Victim of bullying shares emotional scars
"Bill," upward of age 40, remembers playing baseball at age 6 -- not the home runs he hit -- but the vivid memories of being held down and forced to eat dirt.
That year Bill became the target of a bully, whose actions would follow Bill through high school, college and into adulthood, leaving behind emotional scars.
"Many nights I would cry myself to sleep," he said.
For him, the bullying continually worsened from his experience on the baseball field a a young child to being assaulted around age 13, Bill said.
"Everyday occurrences included knocking books out of my hand, calling me crude names," he explained. "You almost live in a state of paranoia. It's the constant threat that really messes with you."

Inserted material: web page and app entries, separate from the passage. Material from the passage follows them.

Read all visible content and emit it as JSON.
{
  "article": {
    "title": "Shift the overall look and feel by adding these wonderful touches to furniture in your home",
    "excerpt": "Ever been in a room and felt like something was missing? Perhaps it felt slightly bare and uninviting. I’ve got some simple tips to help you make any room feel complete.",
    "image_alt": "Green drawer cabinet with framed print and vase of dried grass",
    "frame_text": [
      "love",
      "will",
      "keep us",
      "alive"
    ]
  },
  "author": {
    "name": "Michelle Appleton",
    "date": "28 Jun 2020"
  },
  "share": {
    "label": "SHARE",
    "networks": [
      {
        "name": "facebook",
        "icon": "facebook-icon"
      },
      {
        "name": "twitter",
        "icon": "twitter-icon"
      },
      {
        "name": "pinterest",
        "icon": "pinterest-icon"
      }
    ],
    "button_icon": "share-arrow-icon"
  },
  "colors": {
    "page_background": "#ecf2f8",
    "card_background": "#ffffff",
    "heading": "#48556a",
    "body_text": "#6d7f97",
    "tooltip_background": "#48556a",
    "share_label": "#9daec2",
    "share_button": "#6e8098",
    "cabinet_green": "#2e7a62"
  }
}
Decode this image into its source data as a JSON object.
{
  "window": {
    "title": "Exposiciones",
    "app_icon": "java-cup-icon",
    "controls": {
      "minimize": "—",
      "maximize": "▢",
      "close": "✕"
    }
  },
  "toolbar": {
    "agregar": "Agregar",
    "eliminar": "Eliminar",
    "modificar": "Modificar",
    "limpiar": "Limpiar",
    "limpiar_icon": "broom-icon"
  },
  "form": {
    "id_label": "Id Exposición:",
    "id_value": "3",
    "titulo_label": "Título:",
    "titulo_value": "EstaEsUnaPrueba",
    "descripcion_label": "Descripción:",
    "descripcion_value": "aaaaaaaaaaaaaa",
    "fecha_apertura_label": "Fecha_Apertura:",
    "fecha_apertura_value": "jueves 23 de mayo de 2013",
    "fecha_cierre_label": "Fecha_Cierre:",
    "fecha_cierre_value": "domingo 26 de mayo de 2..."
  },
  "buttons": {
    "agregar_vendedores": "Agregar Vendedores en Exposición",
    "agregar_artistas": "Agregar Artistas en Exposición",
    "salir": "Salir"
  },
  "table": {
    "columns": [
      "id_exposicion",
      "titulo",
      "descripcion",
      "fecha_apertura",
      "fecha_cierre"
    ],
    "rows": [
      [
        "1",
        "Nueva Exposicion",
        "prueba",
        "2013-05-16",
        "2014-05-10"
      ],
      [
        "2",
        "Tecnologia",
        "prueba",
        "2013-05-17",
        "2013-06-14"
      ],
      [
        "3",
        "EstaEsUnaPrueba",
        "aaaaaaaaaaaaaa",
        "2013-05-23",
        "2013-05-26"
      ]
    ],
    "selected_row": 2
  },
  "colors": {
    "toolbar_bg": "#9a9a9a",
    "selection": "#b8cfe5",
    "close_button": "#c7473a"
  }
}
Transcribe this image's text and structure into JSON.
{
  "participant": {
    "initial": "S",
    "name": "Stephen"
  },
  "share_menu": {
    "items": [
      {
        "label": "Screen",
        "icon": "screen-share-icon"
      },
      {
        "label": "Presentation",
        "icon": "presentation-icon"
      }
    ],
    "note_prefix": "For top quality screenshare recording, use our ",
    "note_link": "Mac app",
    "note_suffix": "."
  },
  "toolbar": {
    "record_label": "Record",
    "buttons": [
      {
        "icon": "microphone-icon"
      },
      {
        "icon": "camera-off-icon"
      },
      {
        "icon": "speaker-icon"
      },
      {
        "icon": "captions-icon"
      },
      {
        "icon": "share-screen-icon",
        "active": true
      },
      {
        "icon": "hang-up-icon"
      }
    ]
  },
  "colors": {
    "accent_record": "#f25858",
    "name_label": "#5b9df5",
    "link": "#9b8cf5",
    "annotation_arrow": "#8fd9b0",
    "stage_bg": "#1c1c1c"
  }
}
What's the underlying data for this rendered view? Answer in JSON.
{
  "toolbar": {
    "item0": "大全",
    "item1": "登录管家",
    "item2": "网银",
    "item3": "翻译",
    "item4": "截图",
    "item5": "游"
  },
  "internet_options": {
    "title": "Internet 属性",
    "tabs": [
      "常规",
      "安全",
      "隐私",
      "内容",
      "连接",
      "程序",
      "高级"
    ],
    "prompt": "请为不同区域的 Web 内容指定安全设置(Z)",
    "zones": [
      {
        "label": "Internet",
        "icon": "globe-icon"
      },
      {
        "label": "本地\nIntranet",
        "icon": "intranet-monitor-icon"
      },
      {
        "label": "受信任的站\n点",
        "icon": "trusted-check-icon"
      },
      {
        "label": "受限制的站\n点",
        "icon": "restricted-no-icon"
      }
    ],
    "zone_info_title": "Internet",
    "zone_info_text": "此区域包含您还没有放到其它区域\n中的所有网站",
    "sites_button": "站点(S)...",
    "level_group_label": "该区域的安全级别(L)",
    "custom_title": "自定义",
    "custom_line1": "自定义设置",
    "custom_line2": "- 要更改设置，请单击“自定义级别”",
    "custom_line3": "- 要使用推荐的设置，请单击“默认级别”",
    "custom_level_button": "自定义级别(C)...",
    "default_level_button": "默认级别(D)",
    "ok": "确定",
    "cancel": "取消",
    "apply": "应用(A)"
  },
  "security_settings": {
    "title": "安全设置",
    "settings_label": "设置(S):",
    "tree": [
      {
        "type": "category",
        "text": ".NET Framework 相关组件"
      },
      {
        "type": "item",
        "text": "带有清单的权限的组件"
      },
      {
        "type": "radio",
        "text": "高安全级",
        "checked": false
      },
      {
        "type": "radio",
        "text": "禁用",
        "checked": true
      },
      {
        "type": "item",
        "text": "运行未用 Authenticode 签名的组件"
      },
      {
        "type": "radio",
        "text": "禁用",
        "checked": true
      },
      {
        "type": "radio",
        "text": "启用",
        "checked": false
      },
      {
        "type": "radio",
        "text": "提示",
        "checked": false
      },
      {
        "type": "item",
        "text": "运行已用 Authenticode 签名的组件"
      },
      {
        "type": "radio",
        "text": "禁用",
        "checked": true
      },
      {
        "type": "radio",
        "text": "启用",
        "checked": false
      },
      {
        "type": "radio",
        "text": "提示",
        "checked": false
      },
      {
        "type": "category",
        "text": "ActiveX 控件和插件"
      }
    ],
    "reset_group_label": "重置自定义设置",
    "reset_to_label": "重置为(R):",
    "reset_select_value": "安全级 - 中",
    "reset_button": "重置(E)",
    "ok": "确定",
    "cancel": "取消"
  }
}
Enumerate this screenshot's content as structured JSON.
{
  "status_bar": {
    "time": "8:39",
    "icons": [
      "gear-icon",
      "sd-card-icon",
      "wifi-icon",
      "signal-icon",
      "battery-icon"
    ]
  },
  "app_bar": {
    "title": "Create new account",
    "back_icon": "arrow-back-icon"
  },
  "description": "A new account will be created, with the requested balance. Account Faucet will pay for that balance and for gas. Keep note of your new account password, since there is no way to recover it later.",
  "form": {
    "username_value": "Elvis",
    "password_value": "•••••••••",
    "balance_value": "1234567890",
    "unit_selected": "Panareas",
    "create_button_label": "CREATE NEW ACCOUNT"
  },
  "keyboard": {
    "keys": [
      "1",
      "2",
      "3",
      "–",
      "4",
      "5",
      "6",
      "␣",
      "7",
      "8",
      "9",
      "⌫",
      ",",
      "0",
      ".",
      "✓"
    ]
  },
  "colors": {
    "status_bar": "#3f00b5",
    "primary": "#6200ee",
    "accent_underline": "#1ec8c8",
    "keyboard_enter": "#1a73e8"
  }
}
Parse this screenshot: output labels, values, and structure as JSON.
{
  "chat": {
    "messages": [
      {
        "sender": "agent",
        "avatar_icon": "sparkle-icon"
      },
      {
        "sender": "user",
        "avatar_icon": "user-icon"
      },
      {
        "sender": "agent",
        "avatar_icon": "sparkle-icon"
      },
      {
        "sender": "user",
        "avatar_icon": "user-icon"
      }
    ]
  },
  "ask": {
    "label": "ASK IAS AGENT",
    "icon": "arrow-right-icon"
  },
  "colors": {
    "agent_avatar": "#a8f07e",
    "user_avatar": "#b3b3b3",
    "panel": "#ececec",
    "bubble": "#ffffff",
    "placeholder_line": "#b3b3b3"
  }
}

There are about 2.7 million students being bullied each year by about 2.1 students taking on the role of the bully, according to bullying statistics 2010.
Those statistics also revealed that 1 in 7 students in grades kindergarten through 12 has either been a victim of bullying or is a bully.
Bill said he had one main bully, who had "bully helpers," that plagued him from grade school through high school.
His antagonist was "a jock" of average size, but not really well liked by anyone, Bill said.
Bill, on the other hand, was as he put it "a geek" who excelled academically but was "horrible" at playing sports. His mom was a kindergarten teacher at the school.
Bill said he thinks that's why he was singled out to bully on the playground, in school hallways and around the community.
The belief that bullies target specific personalities is not necessarily true, according to Mary Buhman, a licensed independent social worker, in Le Mars.
"I don't know that it has anything to do with them going after geeks," she said.
Buhman speculated that bullies choose their victims because they see a personality trait they don't like about themselves in their victim.
In her private practice Buhman said she encounters a lot of bullying
"I see kids who have been bullied," she said. "I see kids who are the bullies."
Buhman doesn't see Bill as a client, but he is treated by a counselor.
Buhman said bullying gets more awareness today than in years past.
"I think it's always been an issue," Buhman added. "I think we're doing a much better job of educating."
She added that many schools also now have anti-bullying policies which help.
When Bill was a child those education tools didn't exist, and his experience of being bullied carried into his adult life.
By then he had learned the best way to fit it was to become the butt of the joke.
"I gave them a reason to make fun of me," Bill explained. "I can put myself down better than anybody on earth."
Into his 20s, 30s and 40s, that behavior began to affect his personal and professional life.
"I was not taken seriously," Bill said. "Even though they knew I was an intelligent guy, I think some people had a hard time looking past the comedian, the oaf."
He also puts the blame of his personality problems and daily living issues in the hands of his childhood antagonist, something Buhman said, during a separate interview, is a definite possibility.
"I have huge self-esteem issues. When I'm doing a project at work, I constantly ask 'am I doing this right and is it OK?'" he explained.
Bill said he also speaks in a loud voice, something his psychiatrist and counselor think is the result of wanting to be the center of attention.
"It's a constant battle to not have self-esteem issues," he said. "It's something I'll always have to deal with."
Bill said in very stressful situations he shuts down.
"I cannot move, cannot speak, cannot do anything," he said. "My doctor told me it's something (a defense mechanism) children use in an extremely violent situation."
Bill said he's currently dealing with the results of being bullied with talk therapy, personal development classes and medication.
"Today I feel like a different person," Bill said. "I'm able to communicate clearly. I understand my boundaries. I can prevent myself from being defensive and insecure."
Bill said he wants to make sure his children never become the targets of a bully and asks others to be aware and take action.
"If you see somebody getting bullied, don't just stand there and laugh or do nothing," Bill said. "That's where the differences can be made."
He added that when bystanders do nothing it adds to the bully's "power trip" telling him what he is doing is right and accepted.
Buhman said she agrees with Bill's thoughts 100 percent.
"I really do think if someone stepped forward and said 'why are you doing that, that's not even funny?' there wouldn't be bullying," Buhman said.
Bill encourages parents to teach their children that bullying is not OK.
"The surest way to cure a bully is when the people who are doing nothing, do something about it," he said.
Bullying awareness program
6:30 p.m. Sunday, Dec. 18, Le Mars Community Middle School auditorium
Parents invited to "Stand for the Silent Assembly" program, free and open to the public.
Kirk Smalley will address the issue of school bullying by sharing the story of his son, Ty, a victim of bullying, who took his own life.
His message is to motivate children to believe "I Am Somebody."